interpolate her music and that, as far as he knows, she has never
granted a single one. In this case, it had nothing to do with Minaj or
the quality of her song — which Phillips believes samples another
singer performing “Baby” in what sounds like a live recording — but is
rather tied to the very private Chapman’s blanket policy on sampling.
“This action is necessary to redress Maraj’s disregard and willful infringement of Chapman’s rights under the Copyright Act, and to ensure that her misconduct is not repeated,”t
Because “Sorry” clearly “incorporates the lyrics and vocal melody of the
Composition, its most recognizable and memorable parts,” comprising
“approximately half the Infringing Work,” without authorization,
Phillips was forced to file the suit on his client’s behalf once the
song was played on the radio; the suit notes that “on or around” July
16, 2018, Chapman’s business managers informed Minaj’s team that they
would not grant consent to use the song.
Aug. 11, Flex (born Aston George Taylor Jr.) played the song on his Hot 97 show that night; the song was then reportedly played on Power 105’s The Breakfast Club two days later. Because the song has now spread far and wide — including to Nigeria — Phillips says it has become difficult to track down every site that has posted it so far.
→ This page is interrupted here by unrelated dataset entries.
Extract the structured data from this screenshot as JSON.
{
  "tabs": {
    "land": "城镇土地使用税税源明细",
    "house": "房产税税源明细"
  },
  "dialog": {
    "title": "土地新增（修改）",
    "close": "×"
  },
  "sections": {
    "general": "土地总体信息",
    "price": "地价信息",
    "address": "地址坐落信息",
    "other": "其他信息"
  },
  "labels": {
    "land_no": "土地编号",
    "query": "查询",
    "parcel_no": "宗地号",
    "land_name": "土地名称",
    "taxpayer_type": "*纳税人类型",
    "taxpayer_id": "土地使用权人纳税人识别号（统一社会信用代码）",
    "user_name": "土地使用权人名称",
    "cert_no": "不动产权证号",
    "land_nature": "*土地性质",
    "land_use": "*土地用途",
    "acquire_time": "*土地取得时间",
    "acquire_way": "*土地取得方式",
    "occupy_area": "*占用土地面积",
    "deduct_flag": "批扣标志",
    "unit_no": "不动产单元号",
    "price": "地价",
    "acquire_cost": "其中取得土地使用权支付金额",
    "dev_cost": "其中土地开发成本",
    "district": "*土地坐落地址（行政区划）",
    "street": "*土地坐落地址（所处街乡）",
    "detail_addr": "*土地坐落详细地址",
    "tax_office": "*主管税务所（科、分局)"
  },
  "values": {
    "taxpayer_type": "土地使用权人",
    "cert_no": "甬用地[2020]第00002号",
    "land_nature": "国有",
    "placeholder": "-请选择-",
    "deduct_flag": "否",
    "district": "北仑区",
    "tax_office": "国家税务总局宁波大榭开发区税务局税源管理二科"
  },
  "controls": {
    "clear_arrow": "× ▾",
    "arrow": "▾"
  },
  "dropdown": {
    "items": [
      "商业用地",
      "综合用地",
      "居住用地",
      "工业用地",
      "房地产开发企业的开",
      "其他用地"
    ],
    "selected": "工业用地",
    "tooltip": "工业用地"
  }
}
The suit seeks to restrain Minaj for “copying or otherwise using or exploiting the Infringing Work” and to prevent third parties from doing so, as well as damages for Chapman from any profit Minaj makes from the track. Click here to see a copy of the suit.
“There is no question this is infringement,” says Phillips, senior partner at Manatt, Phelps & Phillips, LLP. “If someone asked what Nicki Minaj’s defense is going to be we have no idea.”
A spokesperson for Minaj could not be reached for comment at press time.